[GIVEN DATA]
+---+
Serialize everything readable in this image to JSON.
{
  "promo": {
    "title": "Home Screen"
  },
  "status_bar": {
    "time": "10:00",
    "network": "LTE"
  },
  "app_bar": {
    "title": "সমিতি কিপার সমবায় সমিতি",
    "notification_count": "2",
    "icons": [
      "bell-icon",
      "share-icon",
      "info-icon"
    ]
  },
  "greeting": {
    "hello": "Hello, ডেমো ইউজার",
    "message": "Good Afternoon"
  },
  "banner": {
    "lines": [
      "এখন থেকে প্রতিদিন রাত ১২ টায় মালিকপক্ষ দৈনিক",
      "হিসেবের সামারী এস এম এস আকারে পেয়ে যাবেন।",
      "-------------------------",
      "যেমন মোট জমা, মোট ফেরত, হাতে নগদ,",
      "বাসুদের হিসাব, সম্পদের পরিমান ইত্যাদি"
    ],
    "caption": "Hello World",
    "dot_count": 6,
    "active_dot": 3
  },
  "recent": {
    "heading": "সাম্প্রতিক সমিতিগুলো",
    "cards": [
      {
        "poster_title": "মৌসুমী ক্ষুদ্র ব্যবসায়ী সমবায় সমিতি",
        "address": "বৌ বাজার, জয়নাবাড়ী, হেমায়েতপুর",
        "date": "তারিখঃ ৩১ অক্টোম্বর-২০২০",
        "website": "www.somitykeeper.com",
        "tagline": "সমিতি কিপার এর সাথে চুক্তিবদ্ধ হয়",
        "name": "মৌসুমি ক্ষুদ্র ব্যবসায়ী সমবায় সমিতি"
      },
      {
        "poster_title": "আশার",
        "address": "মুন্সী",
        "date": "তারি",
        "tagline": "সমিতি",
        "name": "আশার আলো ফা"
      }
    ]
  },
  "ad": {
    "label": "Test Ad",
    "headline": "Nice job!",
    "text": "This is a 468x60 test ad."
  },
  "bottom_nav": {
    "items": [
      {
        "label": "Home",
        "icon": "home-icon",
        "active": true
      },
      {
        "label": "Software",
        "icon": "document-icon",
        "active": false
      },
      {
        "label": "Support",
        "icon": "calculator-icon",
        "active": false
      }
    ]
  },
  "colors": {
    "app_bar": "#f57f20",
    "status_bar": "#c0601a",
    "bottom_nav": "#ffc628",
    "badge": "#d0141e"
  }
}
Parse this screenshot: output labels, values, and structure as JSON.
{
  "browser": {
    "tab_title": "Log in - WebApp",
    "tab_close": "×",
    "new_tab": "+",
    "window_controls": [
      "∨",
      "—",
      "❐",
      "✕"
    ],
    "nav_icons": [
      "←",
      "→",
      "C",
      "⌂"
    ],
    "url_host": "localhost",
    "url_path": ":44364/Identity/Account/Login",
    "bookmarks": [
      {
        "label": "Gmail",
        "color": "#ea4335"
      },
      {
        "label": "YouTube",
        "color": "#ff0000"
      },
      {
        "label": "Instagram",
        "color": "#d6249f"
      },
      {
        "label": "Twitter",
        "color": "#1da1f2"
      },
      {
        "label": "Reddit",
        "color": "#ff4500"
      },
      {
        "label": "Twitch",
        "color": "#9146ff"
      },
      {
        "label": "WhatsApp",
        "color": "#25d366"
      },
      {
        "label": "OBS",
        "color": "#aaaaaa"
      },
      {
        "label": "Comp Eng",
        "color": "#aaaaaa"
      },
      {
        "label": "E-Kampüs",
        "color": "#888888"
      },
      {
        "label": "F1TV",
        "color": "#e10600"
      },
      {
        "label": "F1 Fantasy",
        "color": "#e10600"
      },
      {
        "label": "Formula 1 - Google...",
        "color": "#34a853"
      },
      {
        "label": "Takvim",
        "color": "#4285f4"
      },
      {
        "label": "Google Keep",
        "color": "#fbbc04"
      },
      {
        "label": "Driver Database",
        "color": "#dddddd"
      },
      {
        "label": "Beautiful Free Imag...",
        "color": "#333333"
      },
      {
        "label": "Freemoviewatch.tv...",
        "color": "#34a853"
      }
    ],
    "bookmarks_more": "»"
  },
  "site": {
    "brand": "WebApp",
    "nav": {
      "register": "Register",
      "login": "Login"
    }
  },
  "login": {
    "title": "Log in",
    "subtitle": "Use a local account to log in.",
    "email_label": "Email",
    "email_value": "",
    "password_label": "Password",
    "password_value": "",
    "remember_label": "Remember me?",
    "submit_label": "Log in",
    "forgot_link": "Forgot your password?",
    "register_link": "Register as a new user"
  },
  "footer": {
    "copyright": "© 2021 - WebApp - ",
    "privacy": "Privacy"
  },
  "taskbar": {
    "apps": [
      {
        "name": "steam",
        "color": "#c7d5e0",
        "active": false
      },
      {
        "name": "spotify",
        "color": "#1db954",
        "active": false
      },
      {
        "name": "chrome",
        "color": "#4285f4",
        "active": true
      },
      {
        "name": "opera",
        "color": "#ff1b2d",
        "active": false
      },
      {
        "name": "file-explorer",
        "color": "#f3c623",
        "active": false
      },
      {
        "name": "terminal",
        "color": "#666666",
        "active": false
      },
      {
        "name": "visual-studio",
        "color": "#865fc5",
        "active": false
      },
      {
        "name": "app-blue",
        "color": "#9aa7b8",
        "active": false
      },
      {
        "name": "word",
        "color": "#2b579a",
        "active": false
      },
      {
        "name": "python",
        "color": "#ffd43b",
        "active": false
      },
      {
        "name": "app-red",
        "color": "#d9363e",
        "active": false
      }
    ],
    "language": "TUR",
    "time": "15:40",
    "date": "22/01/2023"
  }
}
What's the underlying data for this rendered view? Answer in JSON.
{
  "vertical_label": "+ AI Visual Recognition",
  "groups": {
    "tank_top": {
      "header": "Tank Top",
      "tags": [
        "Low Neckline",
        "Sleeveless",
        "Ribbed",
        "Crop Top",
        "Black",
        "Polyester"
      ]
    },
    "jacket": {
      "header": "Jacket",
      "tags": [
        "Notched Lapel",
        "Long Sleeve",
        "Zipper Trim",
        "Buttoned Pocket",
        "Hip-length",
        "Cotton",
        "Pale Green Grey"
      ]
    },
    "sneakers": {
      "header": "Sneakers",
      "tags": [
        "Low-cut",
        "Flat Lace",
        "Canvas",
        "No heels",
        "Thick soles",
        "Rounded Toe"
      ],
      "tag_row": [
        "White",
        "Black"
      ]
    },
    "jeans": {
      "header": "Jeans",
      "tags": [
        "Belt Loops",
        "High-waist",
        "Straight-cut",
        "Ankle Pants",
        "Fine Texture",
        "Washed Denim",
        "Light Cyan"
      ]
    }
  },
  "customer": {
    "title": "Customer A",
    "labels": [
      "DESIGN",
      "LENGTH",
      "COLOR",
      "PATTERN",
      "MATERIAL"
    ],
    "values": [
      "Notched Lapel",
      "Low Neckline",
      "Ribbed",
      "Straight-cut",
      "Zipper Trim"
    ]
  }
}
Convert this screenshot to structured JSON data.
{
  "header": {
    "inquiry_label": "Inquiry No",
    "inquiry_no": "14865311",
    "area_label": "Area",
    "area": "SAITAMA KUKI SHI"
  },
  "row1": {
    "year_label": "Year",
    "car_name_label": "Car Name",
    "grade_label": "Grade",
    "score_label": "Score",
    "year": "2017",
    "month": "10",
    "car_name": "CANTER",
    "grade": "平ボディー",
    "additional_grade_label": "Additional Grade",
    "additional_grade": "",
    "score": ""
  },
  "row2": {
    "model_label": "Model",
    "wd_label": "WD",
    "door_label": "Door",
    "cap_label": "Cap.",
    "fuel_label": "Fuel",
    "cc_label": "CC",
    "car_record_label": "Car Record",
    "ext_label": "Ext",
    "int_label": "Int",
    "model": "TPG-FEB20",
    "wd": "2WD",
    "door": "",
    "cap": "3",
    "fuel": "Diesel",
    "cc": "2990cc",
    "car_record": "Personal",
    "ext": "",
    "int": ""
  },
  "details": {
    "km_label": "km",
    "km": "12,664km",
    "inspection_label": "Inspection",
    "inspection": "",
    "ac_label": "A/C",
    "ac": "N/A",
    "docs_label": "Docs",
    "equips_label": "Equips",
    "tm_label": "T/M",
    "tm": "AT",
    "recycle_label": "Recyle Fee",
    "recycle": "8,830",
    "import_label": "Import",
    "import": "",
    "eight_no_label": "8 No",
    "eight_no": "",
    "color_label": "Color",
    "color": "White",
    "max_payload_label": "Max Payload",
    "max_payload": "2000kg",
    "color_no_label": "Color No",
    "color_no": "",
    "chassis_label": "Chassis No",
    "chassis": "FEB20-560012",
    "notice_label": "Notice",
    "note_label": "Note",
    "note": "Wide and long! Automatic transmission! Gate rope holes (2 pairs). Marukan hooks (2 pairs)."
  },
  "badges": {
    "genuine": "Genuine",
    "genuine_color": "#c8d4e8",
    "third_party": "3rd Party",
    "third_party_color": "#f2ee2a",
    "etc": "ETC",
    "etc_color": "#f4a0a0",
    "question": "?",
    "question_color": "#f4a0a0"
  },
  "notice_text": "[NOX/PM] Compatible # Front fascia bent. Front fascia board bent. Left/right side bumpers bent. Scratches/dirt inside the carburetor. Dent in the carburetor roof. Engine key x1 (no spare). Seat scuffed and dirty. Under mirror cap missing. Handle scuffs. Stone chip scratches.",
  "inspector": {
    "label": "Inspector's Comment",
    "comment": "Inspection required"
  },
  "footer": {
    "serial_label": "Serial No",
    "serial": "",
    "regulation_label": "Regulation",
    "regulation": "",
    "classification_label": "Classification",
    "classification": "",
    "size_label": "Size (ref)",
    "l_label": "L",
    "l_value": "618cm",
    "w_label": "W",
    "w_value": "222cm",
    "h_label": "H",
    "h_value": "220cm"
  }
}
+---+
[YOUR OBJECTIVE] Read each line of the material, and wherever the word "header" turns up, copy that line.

[RESULT BELOW]
      "header": "Tank Top",
      "header": "Jacket",
      "header": "Sneakers",
      "header": "Jeans",
  "header": {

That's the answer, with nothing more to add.